I remember one time when we drove to Decatur, Illinois to visit our cousins on my mom’s side. Uncle Tom and Aunt Mary Lynch had five children, so we would all pair up with the cousin closest to our age. This particular time, Joe and our cousin Tommy formed their own club, and I desperately wanted to become a member. Even though I was just a skinny ten-year-old girl, I willingly subjected myself to a series of brutal initiation tests in order to prove my toughness; i.e. one of them swung me around in circles like a rag doll and flung me to the ground. I felt like the scarecrow in the Wizard of Oz. “First they took my arm and they threw it over there!” Of course I ended up in tears and loudly protested that they were “too rough!” Nevertheless, they decided that I was worthy of admission to their exclusive club. As I recall, our theme song was: “We’re rough, we’re tough, we’re ready, to freddy…..any time.” (Don’t ask me what it meant.)
To be fair, I wasn’t exactly the model little sister. When I was in the second grade, I had a favorite teacher named Sr. Vivian whom I just idolized. Well, Joe knew exactly how to push my buttons and he used to taunt me by saying that her real name was “Vivian Vulture.” I would get so angry. “She’s not Vivian Vulture! She’s Sister Vivian!” One day I’d had enough of my brother’s appalling attitude toward my saintly sister and so I decided it was time to turn him over to the authorities. Poor Joe. I guess Sister Vivian caught him in the hallway, grabbed him by the ear and gave him a good, stern lecture. I’m not sure if Joe has ever forgiven me for that dastardly deed! But somehow we all managed to survive each other.

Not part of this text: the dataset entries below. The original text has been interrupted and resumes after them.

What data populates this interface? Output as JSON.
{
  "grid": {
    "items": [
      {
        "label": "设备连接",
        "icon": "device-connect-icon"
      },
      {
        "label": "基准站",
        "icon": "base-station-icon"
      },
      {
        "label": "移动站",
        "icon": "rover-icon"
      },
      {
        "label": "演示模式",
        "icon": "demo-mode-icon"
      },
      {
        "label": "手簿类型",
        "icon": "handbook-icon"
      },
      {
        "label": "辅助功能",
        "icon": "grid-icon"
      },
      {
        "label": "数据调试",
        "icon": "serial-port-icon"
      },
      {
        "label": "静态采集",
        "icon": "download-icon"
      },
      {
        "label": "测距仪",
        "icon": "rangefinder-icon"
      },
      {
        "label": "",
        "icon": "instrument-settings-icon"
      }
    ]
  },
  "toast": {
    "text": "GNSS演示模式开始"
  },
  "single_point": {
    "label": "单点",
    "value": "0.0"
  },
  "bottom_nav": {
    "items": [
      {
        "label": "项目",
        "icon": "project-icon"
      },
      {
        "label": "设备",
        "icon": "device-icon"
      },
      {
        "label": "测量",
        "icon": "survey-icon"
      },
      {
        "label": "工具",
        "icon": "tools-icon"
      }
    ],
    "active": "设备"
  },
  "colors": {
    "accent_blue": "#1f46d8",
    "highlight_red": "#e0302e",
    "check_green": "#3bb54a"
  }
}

After high school, Joe attended St. Louis University and went on to graduate from the University Of Minnesota School Of Medicine. I’ll never forget the time Joe and his new bride, Cindy, called to say that they would be passing through Kansas on their way to Colorado to go “practice hunting.” Keen and I were too embarrassed to admit that we’d never heard of practice hunting. I mean, here in Kansas, most people hunt for real – they don’t just practice. We didn’t understand that they were looking for a place for him to practice medicine. As you can imagine, Joe and Cindy had a full-size belly laugh over that one!

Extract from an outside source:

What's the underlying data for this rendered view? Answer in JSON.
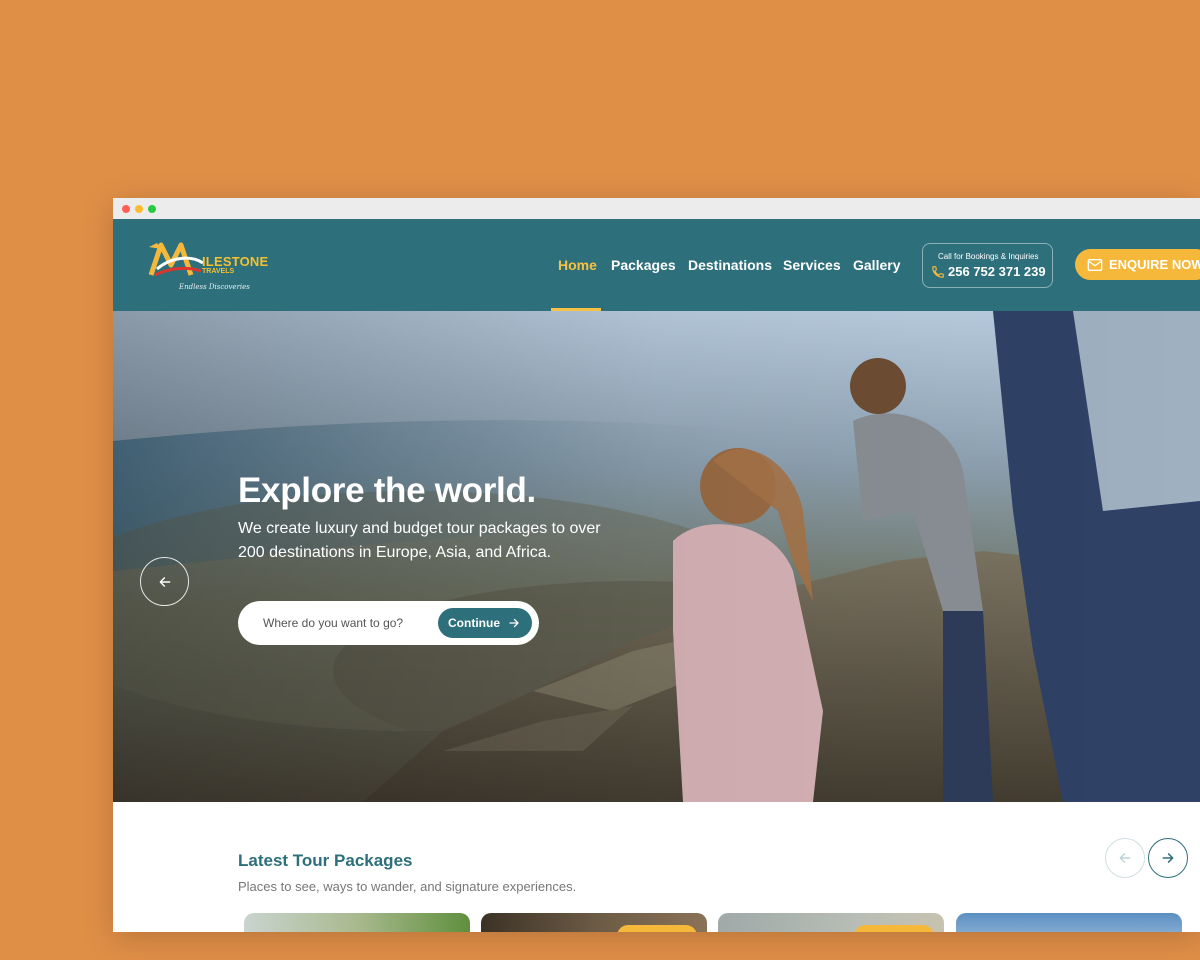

Now Joe is a family practice doctor in Waconia, Minnesota where he and Cindy are raising three beautiful children: Emily, Jenny and Patrick. Joe is such an amazing dad. Even with the demands of his medical practice and community involvement, he’s always made his family a top priority. In fact, Joe has coached his daughters’ basketball teams for years and they’ve gone on to compete and win many tournaments throughout the country. (Kansas State University and several Ivy League schools have even expressed interest in having Jenny play for them.) With parents like Joe and Cindy, I know all three of their kids will go far.

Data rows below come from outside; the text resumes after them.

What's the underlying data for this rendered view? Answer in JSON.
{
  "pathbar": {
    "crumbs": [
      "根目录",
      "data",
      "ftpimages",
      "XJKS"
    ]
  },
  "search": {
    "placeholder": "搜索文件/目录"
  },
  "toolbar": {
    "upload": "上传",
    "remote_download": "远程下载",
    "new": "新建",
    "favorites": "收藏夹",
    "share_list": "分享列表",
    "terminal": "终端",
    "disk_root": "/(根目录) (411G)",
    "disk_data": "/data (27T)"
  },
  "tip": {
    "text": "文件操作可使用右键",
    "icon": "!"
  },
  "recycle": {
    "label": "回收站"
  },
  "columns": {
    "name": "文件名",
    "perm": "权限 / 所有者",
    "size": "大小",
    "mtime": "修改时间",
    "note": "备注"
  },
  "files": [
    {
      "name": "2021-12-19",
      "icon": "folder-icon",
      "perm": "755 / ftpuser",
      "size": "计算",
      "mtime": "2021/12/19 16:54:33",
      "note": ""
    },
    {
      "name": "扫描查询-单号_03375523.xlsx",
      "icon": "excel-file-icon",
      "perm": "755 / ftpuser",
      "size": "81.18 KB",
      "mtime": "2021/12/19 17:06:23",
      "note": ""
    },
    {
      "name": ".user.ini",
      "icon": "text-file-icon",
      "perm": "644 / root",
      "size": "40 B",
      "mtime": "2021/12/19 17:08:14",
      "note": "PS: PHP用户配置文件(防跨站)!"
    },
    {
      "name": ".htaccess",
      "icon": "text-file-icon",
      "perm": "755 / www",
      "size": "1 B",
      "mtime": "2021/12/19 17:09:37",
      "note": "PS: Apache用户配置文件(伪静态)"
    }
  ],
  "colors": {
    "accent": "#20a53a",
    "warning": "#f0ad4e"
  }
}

So Happy Birthday, buddy – and thanks for the memories. You’ll always hold a special place in my heart.
Here’s to fifty more!
“With long life will I satisfy him and show him my salvation.”
~ Psalm 91:16
Jenny, Joe, Cindy, Patrick and Emily